#### Record set

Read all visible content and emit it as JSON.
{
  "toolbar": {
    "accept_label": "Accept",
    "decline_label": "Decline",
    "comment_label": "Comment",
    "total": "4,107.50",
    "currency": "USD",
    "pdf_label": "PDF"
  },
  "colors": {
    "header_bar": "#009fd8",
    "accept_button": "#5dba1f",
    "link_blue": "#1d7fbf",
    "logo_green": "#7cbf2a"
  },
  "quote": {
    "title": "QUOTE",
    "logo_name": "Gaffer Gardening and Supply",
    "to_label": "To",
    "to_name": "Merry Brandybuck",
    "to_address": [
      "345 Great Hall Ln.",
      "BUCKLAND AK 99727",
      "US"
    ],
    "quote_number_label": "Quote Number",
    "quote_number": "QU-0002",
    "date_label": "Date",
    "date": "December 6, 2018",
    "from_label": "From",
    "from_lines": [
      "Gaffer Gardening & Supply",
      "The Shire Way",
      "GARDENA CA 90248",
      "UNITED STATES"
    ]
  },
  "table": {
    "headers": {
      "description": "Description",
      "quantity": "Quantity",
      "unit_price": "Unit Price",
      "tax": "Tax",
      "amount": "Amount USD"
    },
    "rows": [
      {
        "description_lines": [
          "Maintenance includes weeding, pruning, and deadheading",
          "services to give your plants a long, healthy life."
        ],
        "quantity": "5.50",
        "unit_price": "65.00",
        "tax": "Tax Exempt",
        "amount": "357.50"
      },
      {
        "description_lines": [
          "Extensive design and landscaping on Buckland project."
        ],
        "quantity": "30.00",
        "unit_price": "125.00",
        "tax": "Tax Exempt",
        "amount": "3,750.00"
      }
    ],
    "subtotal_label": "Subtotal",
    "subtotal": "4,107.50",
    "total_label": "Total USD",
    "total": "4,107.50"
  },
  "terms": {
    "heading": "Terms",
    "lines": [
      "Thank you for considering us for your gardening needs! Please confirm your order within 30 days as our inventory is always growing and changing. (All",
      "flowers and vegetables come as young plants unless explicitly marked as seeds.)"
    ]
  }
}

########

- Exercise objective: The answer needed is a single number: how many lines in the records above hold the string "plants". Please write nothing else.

- Completed task: 2